Conservative media outlets have jumped on the so-called Mr. Potato Head rebrand like white on rice. To be honest, when I first heard about it, I was a bit surprised too, my first thought was, “don’t we have bigger fish to fry?” My second thought was, if Hasbro thinks this counts as a DE&I check box (Diversity, Equity, and Inclusion) then I’m going to assume that their C-Suite is reflective of our true America: a beautiful mosaic of colors and genders running one of the most successful toy companies in the world. We all know what happens when you assume, and let’s just say Hasbro has some work to do in that department.
In this particular case, I think it is fair to blame the media for the brand confusion that ensued after the announcement was made that Hasbro was dropping the “Mr.” from the “Potato Head” brand. Combine that with the fact that no one reads beyond the click-bait headlines anymore and you have the recipe for disaster.
Hasbro never said Mr. Potato Head HIMSELF was being made gender neutral. What they DID say was that they are dropping the “Mr.” from the toy line (THE BRAND) itself. That is a key factoid: the brand name (now known as just Potato Head) is the toy line, and the product name (Mr. and Mrs. Potato Head) have NOT changed.
That’s not how the media chose to report it. Here’s an example headline, that even I shared after being triggered by how low on the totem pole of priority I thought this was…so YES, even I fell for the FAKE NEWS from the misleading headline from this Washington Post story:
In reality, the impact of this move is welcome, timely, and much more reflective of our modern family than some folks feel comfortable admitting. While right wing pundits are screaming ‘cancel culture’ strikes again, let us for a moment, use cognitive empathy: to fully understand why brands evolve to keep up with changing times.
Imagine if you will,
a boardroom, a brainstorm session for new product development is taking place at Hasbro. Someone comes up with the genius idea to develop a potato family playset for the Mr Potato Head brand. You can see where this is going… this playset couldn’t be called Mr. Potato Head Family Playset for obvious reasons: today’s family may or may not have a Mr. It might just have a Mrs (or a Mom, or two Moms) or it might even have two dads. That boardroom had it’s “aha” moment. Let me clarify, that I’m merely speculating how this went down. This could have easily occurred the other way around, in which case the rebrand for the toy line was necessary in order to expand the product line. You see, “Mr. Potato Head” is just WAY more limiting from a branding standpoint than “Potato Head.”
By rebranding their PRODUCT LINE and not the PRODUCT, they made room for an infinite amount of possibilities and combinations and creative play. Because ultimately, we’re talking about a toy here.
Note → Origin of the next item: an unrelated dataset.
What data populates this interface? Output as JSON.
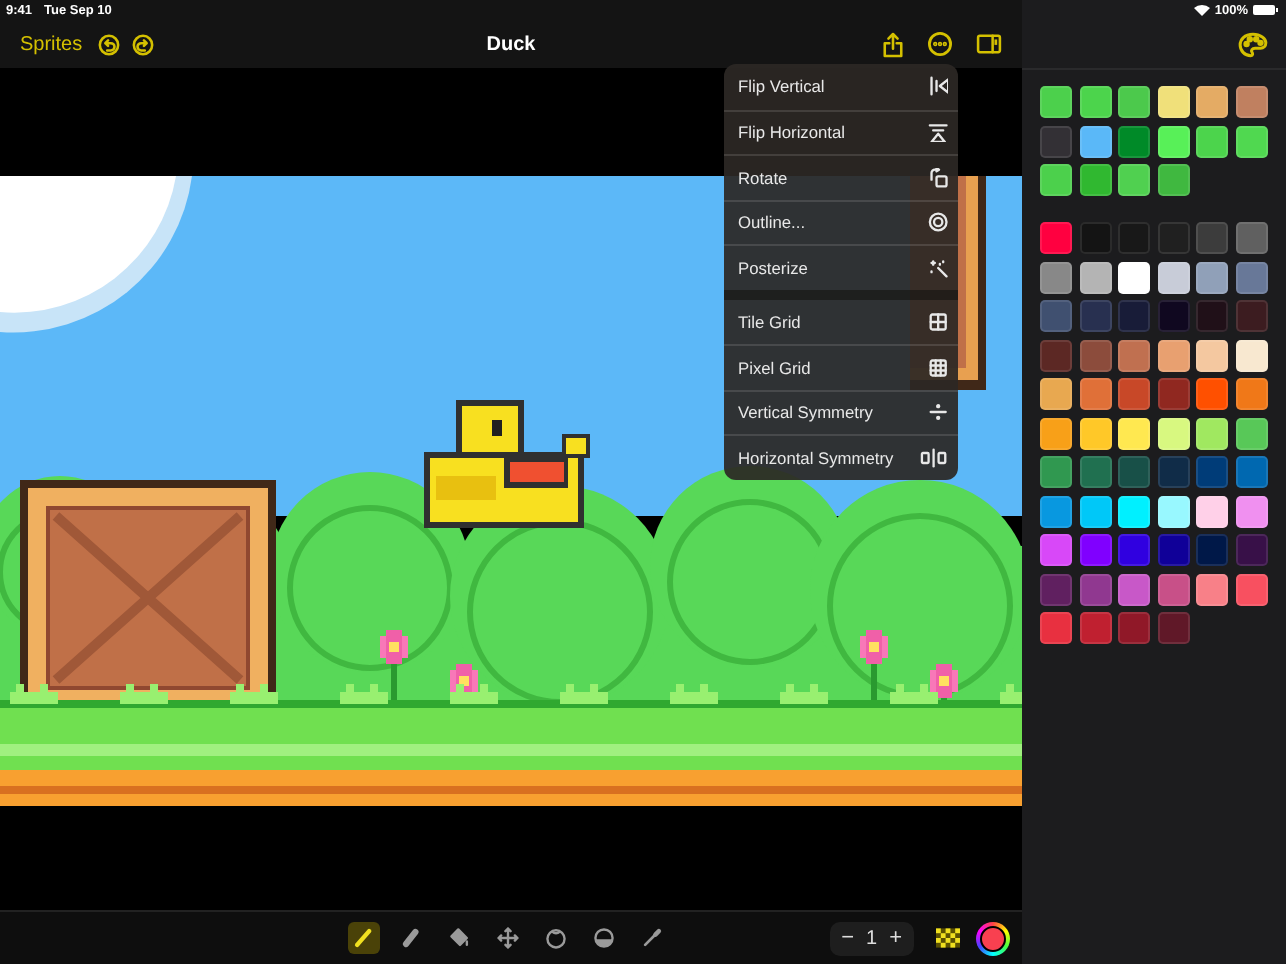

A toy that as Hasbro puts it, is meant to encourage kids to “Create their own Potato Head Family.”
Hasbro is really trying their best to deal with the fallout – here’s what they said via Twitter in response to the backlash:
“While it was announced today that the POTATO HEAD brand name & logo are dropping the ‘MR.’ I yam proud to confirm that MR. & MRS. POTATO HEAD aren’t going anywhere and will remain MR. & MRS. POTATO HEAD,” the company tweeted.
(By this point, conservative media outlets were running wild with the story)
The LGBTQ community had this to say:
“Hasbro is helping kids to simply see toys as toys, which encourages them to be their authentic selves outside of the pressures of traditional gender norms,” said Rich Ferraro, GLAAD’s chief communications officer, in a statement.
I can appreciate GLAAD’s CCO’s statement but I do want to stress that this rebrand, which in my professional opinion falls under the brand evolution category, isn’t just limited to the LGBTQ community. It’s a simple logo name change, with the same fonts and colors that to the average consumer, won’t even be a noticeable difference because the product name didn’t change, the brand of the toy line did.
At the end of the day, I support this next phase of the brand’s development. It is good business and a move toward empathy (which seems to be in short supply these days.) I think it simply encourages children to imagine or play with their toys as they see fit and as they feel comfortable. They may try and recreate their family set up at home, or they may simply use their imagination (which is what kids are supposed to do). Brands need to evolve with the times, and so do people, even if it makes you uncomfortable at first. The world is evolving and whether you lean left or right, we can all agree that everyone deserves the right to feel comfortable in their own (potato) skin. While I do understand this move is the right thing to do and will ultimately increase profits for Hasbro by expanding their toy line, I do hope that Hasbro Corporate does more for Diversity Equity and Inclusion than change a logo, but it’s a start.
Side Note: Potatoes are Asexual